Eager+participants+introduce+their+fashion+lines+to+the+audience+of+the+fifth+annual+African+Students%E2%80%99+Union+Fashion+Show.

Eager participants introduce their fashion lines to the audience of the fifth annual African Students’ Union Fashion Show.

Angie Diaz, Maroon-News Staff

The African Students’ Union (ASU) Annual Fashion show took place at the Edge Cafe on Saturday, November 10. “Afrika Moja, Afrika Yetu” (Swahili for One Africa, Our Africa) was the title of this year’s fashion show, which marks its fifth consecutive year. The fashion show was hosted by senior Régine Cooper (RéRé) alongside DJ Onyx. Opening acts included senior Sydney Schultz from Colgate Stand Up and first-year Grace Darko, who performed renditions of the songs “His Eye Is On The Sparrow” and later on “Malaika (my angel),” a Tanzanian song translated into Twi.

Queen Irie Designs by Kerra Hunter, Assistant Dean and Director of International Student Services at Colgate, is mainly a children’s clothing line and was the first collection to walk the runway. The concept behind this line was creating clothes for kids to encourage them to express themselves and their culture.

Next, Fiona Mac Designs’s bag and purse line created by senior Fiona Adjei Boateng took the runway. Her purpose was to represent Ghana in the states and at Colgate by educating consumers about the cultural significance of her designs and making Afrocentric items accessible and useful to our everyday lives.

“For every bag I make, the fabric I use is shipped directly from Ghana. Not only is the fabric of higher quality, but I need that kind of connection to the original source. This helps me stay true to my roots because I am actually helping small businesses back home. Also, for every design I make, I try to explain the meaning of the fabrics to anybody who is interested because there is a lot of symbolism in them that people overlook. They are more than just another pretty design,” Boateng said.

After a brief intermission, which featured a spoken word poetry presentation by senior D’Andre Stamper (Stamp), Obioma Fashion by Emeka Anyadiegwu was showcased.

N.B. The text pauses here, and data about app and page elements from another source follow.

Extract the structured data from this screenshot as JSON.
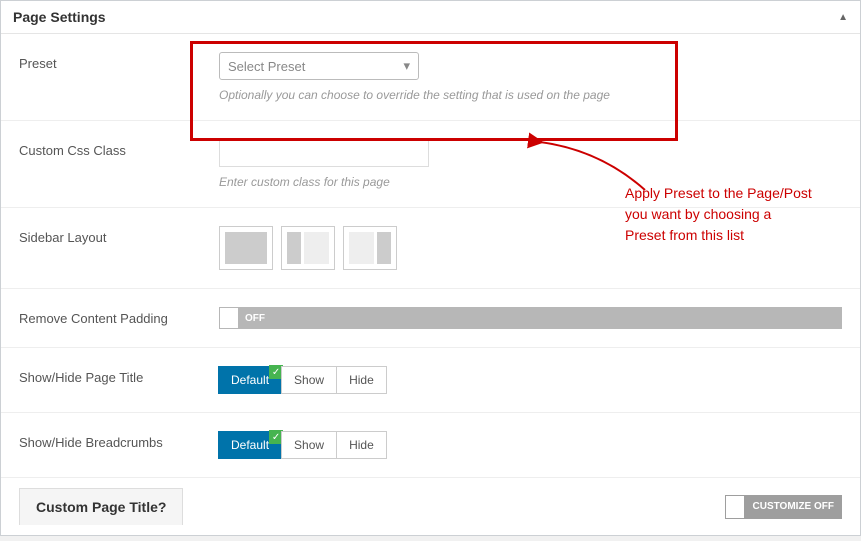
{
  "panel": {
    "title": "Page Settings"
  },
  "preset": {
    "label": "Preset",
    "placeholder": "Select Preset",
    "hint": "Optionally you can choose to override the setting that is used on the page"
  },
  "css_class": {
    "label": "Custom Css Class",
    "hint": "Enter custom class for this page"
  },
  "sidebar_layout": {
    "label": "Sidebar Layout"
  },
  "remove_padding": {
    "label": "Remove Content Padding",
    "state": "OFF"
  },
  "page_title": {
    "label": "Show/Hide Page Title",
    "options": [
      "Default",
      "Show",
      "Hide"
    ],
    "active": "Default"
  },
  "breadcrumbs": {
    "label": "Show/Hide Breadcrumbs",
    "options": [
      "Default",
      "Show",
      "Hide"
    ],
    "active": "Default"
  },
  "footer": {
    "title": "Custom Page Title?",
    "toggle": "CUSTOMIZE OFF"
  },
  "annotation": {
    "line1": "Apply Preset to the Page/Post",
    "line2": "you want by choosing a",
    "line3": "Preset from this list"
  }
}
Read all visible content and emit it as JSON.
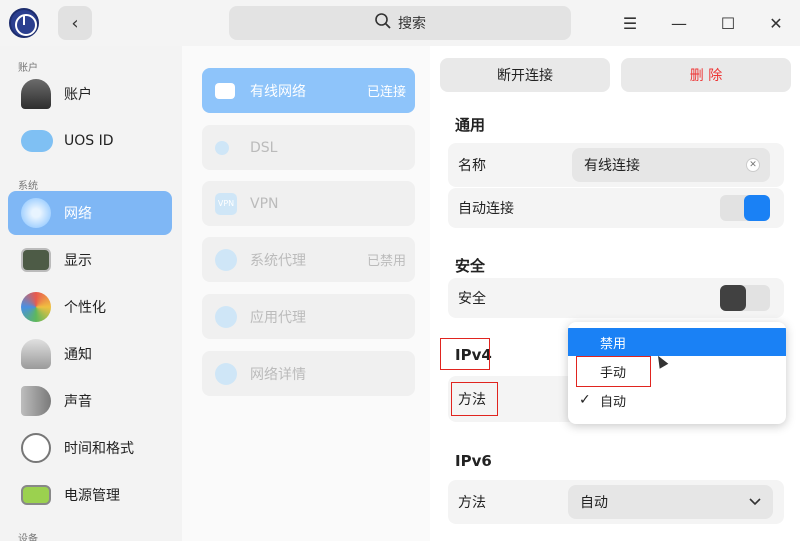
{
  "titlebar": {
    "back_icon": "‹",
    "search_placeholder": "搜索",
    "menu_icon": "☰",
    "minimize_icon": "—",
    "maximize_icon": "☐",
    "close_icon": "✕"
  },
  "sidebar": {
    "section_account": "账户",
    "section_system": "系统",
    "section_device": "设备",
    "items": [
      {
        "label": "账户",
        "icon": "user-icon"
      },
      {
        "label": "UOS ID",
        "icon": "cloud-icon"
      },
      {
        "label": "网络",
        "icon": "network-icon",
        "active": true
      },
      {
        "label": "显示",
        "icon": "monitor-icon"
      },
      {
        "label": "个性化",
        "icon": "palette-icon"
      },
      {
        "label": "通知",
        "icon": "bell-icon"
      },
      {
        "label": "声音",
        "icon": "speaker-icon"
      },
      {
        "label": "时间和格式",
        "icon": "clock-icon"
      },
      {
        "label": "电源管理",
        "icon": "battery-icon"
      }
    ]
  },
  "network_menu": [
    {
      "label": "有线网络",
      "status": "已连接",
      "active": true
    },
    {
      "label": "DSL",
      "status": ""
    },
    {
      "label": "VPN",
      "status": "",
      "icon_text": "VPN"
    },
    {
      "label": "系统代理",
      "status": "已禁用"
    },
    {
      "label": "应用代理",
      "status": ""
    },
    {
      "label": "网络详情",
      "status": ""
    }
  ],
  "details": {
    "disconnect_label": "断开连接",
    "delete_label": "删 除",
    "general_title": "通用",
    "name_label": "名称",
    "name_value": "有线连接",
    "auto_connect_label": "自动连接",
    "auto_connect_on": true,
    "security_title": "安全",
    "security_label": "安全",
    "security_on": false,
    "ipv4_title": "IPv4",
    "ipv4_method_label": "方法",
    "ipv6_title": "IPv6",
    "ipv6_method_label": "方法",
    "ipv6_method_value": "自动",
    "chevron": "⌄"
  },
  "dropdown": {
    "options": [
      "禁用",
      "手动",
      "自动"
    ],
    "highlighted": "禁用",
    "selected": "自动",
    "check": "✓"
  },
  "colors": {
    "accent": "#1a81f5",
    "sidebar_active": "#7fb7f5",
    "danger": "#e33333"
  }
}
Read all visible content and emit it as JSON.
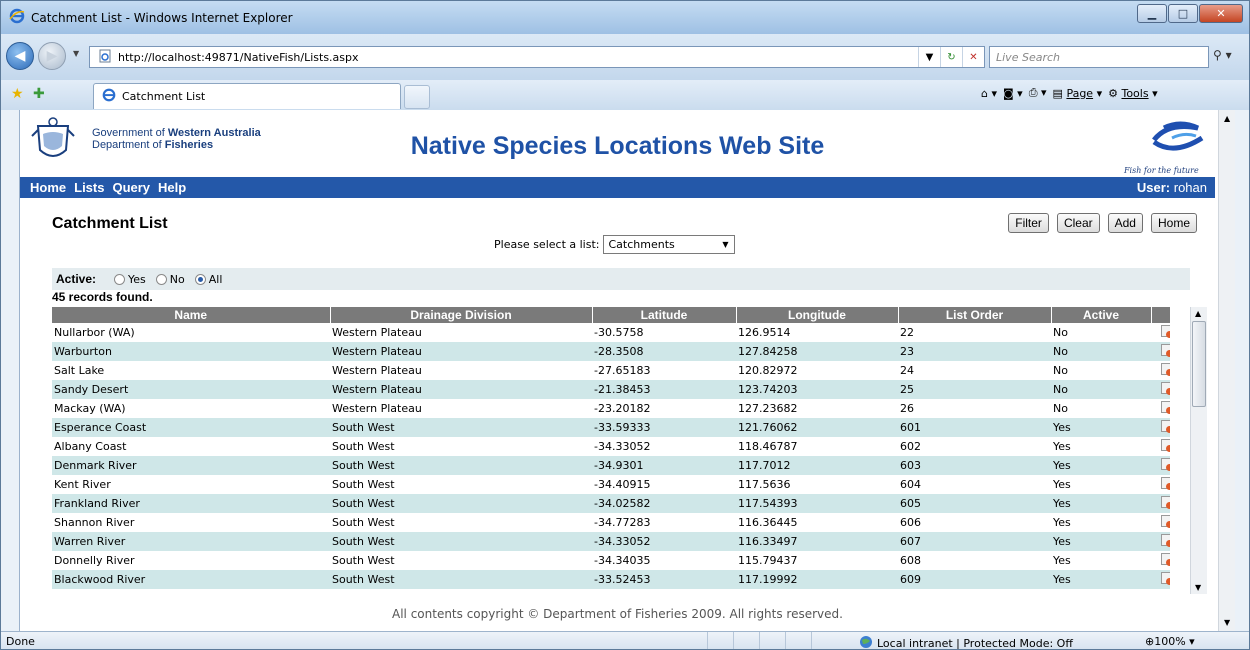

This Nigerian clothing line mixes traditional African Ankara prints and modern western silhouettes to create fresh, original designs and fashion pieces. The audience was then engaged in a mini Africa trivia competition and a performance by the on-campus Afro-Beats dance group.

Kwetu Fashion Designs by Missy Temeke, a notable fashion designer, was the final collection presented. The goal of Kwetu Fashion Designs is to create clothing that features nuances of the designer’s African heritage while demonstrating a distinct design aesthetic, love of high fashion and bold colors.

An interview with ASU President senior Tracy Milyango provided perspective to the meaning of the show, and what it represents for ASU and its future.

“This entire month has been Africa appreciation month and one of the main things we have been exploring is what Africa and Pan Africanism means to us and what they could possibly mean to other people. Because we were looking at these themes of what one Africa looks like within the continent and the diaspora we decided to go with the Afrika Moja, Afrika Yetu (One Africa, Our Africa) theme. Especially since the student body on campus is not super diverse in terms of African identities, having this theme connects even those who are not directly from the continent so that we can all share the same identity even if it’s for one night,” Milyango said. “It is really nice to see people I know and I don’t know walking together sharing that one identity.”

The show was organized with the support of ASU alumni, two of whom visited Colgate to help prepare. Milyango hopes a larger budget and venue, more designers and support from various offices, clubs and cultural organizations on campus will make future fashion shows even more diverse and impressive. She also hopes to eventually bring in a designer from the continent.

“My biggest take away from the fashion show is that they are portraying the diversity of unity of cultures in Africa, but it also requires an intense amount of effort and time that most of these students don’t have but they give anyway,” junior Rupika Chakraverti said. 

ASU fashion show model and senior Ilias Stitou explained why he feels this event is important.

“I’m actually from Morocco, a country in North Africa. This show plays a huge role in bringing us all together to represent, celebrate and show the importance of our culture. It demonstrates that Africa is beyond what everyone misconstrues it to be,” Stitou said.

Contact Angie Diaz at [email protected]